_WORK REQUEST_:
Every line of the entries below that carries the string "Console" should be copied.

_RECORDS SUPPLIED_:
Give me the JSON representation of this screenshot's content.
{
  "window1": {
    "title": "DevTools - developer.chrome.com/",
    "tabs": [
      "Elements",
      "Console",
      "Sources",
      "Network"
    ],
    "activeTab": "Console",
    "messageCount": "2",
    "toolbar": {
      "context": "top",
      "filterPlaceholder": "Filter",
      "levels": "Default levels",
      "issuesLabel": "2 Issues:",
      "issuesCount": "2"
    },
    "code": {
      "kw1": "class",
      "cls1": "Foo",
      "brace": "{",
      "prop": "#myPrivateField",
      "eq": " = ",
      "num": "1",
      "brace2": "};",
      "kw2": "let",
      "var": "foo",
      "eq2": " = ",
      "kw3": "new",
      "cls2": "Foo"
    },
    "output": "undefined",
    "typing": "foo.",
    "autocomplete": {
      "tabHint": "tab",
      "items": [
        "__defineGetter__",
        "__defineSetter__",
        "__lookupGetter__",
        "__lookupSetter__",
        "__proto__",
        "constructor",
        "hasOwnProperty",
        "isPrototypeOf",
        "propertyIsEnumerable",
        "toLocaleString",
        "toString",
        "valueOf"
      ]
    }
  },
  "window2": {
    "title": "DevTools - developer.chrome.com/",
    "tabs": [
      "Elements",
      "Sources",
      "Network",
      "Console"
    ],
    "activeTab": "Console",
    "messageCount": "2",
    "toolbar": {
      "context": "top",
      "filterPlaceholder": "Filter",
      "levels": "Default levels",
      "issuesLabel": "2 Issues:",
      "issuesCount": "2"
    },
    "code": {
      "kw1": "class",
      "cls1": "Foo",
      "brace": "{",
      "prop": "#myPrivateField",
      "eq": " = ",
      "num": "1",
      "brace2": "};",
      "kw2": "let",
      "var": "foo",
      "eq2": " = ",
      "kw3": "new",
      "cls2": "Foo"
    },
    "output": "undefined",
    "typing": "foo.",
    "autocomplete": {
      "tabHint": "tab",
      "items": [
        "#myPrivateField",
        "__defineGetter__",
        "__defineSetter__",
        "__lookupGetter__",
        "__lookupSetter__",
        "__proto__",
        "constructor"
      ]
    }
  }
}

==

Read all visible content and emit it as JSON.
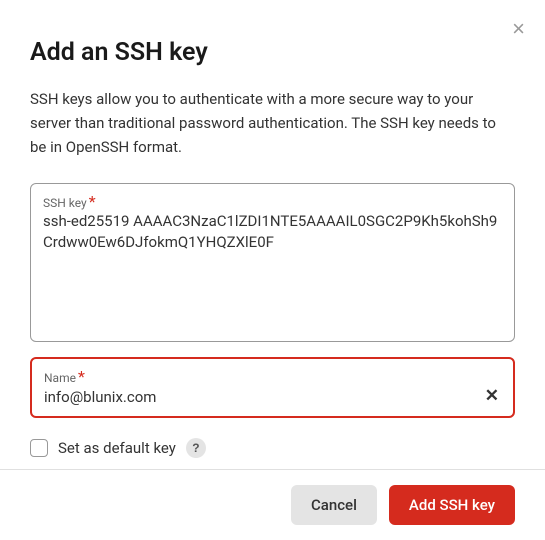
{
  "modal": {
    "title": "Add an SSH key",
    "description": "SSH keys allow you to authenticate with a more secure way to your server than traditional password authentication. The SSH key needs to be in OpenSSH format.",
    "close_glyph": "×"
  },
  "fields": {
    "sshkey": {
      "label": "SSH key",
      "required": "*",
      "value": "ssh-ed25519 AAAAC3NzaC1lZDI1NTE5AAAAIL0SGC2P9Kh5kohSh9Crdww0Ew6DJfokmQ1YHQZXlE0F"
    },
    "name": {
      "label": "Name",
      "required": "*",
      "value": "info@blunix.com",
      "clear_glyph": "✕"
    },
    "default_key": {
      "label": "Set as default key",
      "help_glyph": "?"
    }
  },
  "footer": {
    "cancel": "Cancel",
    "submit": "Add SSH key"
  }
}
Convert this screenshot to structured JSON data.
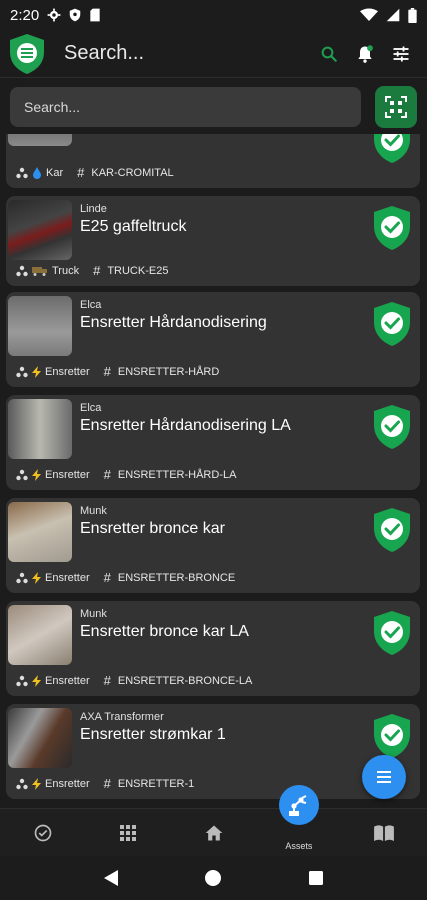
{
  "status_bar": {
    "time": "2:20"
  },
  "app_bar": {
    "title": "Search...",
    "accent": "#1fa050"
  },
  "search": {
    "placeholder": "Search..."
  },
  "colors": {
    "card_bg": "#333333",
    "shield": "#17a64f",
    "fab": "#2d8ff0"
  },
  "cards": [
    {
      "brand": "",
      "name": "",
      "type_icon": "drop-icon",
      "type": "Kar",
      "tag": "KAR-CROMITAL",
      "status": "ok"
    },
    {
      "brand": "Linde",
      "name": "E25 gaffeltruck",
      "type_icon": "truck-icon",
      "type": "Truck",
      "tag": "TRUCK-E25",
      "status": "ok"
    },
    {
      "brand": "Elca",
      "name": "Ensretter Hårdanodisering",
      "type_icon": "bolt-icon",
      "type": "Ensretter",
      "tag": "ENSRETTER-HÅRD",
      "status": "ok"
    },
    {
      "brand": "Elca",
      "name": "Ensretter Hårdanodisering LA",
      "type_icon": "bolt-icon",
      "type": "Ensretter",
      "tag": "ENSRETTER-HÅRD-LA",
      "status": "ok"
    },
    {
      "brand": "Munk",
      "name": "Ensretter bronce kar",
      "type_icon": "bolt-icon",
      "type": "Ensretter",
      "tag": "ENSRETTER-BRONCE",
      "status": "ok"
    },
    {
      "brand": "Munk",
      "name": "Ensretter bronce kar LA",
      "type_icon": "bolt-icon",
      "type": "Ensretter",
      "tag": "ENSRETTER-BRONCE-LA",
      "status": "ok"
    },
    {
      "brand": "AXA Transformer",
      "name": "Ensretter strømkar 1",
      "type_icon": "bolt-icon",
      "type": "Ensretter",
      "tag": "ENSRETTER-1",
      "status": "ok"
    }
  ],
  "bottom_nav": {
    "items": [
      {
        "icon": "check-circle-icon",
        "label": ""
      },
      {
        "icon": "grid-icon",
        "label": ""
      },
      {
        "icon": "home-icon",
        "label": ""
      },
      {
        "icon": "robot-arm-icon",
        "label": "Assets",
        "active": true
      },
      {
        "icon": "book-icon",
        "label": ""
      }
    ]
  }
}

_RESPONSE_:
      "Console",
    "activeTab": "Console",
      "Console"
    "activeTab": "Console",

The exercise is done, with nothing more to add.